RL Series Circuit
This Demonstration shows the time dependence in a RL circuit of the current, voltage across the resistor , and voltage across the inductor . The selected variables are the DC voltage of the source , the resistance , and the inductance . We derive the equations: ,, and . You can observe their changes as you vary the time . We also compute the time constant for this RL circuit: .
This simple RL circuit is composed of a voltage source, an ohmic resistor, and an inductor. The voltage is expressed by the equation , where is the voltage across the voltage source, is the voltage across the resistor, and is the voltage across the inductor.
According to Ohm's law, for any ohmic resistor, is equal to , where and are the current and resistance through the resistor.
Current passing through an inductor causes magnetic flux, resulting in inductance. The inductance is defined by , where is the magnetic flux created by the current and is the current through the inductor. Rearranging the terms gives , which shows that any change in the current creates a change in the magnetic flux. According to Faraday's law of induction, a change in magnetic flux creates an induced voltage, represented by . The negative sign comes from Lenz's law, which says that the induced voltage in an inductor always opposes the change in current.
Thus, we can replace and in the equation with and , giving .
Solving the differential equation for the current , we find
We can then calculate
 R. A. Millikan and E. S. Bishop, Elements of Electricity, Chicago: American Technical Society, 1917. (Jun 3, 2016) books.google.com/books/about/Elements_of_Electricity.html?id=dZM3AAAAMAAJ.
 E. M. Purcell and D. J. Morin, Electricity and Magnetism, New York: Cambridge University Press, 2013. (Jun 3, 2016) books.google.com/books/about/Electricity_and_Magnetism.html?id=A2rS5vlSFq0C.

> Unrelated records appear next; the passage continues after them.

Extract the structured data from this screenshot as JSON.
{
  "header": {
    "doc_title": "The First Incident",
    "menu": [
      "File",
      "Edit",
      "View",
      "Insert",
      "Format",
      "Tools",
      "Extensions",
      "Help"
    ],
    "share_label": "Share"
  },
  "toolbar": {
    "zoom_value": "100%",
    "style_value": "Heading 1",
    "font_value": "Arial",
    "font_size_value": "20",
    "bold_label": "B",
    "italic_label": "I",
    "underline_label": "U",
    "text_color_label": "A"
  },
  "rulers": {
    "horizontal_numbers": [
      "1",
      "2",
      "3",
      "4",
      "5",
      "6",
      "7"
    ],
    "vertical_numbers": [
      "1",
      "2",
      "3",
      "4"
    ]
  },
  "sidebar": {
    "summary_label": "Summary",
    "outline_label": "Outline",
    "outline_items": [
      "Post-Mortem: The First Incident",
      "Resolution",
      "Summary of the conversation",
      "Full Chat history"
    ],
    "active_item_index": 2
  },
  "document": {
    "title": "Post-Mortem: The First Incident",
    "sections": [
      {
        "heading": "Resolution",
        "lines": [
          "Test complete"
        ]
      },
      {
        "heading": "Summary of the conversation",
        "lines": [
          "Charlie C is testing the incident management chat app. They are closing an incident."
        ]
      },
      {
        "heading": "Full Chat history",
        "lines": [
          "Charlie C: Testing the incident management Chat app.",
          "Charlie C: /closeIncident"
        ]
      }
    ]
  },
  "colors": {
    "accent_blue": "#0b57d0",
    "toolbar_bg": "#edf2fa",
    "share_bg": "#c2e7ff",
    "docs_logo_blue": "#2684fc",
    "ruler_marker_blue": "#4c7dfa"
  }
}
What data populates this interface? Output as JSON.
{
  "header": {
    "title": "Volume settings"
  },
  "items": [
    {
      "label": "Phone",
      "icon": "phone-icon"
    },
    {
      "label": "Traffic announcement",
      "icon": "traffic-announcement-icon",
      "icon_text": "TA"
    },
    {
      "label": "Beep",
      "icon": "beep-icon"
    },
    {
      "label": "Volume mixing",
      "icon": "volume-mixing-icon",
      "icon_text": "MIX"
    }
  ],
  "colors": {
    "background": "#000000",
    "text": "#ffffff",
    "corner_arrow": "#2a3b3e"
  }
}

Special thanks to the University of Illinois NetMath Program and the Mathematics department at William Fremd High School.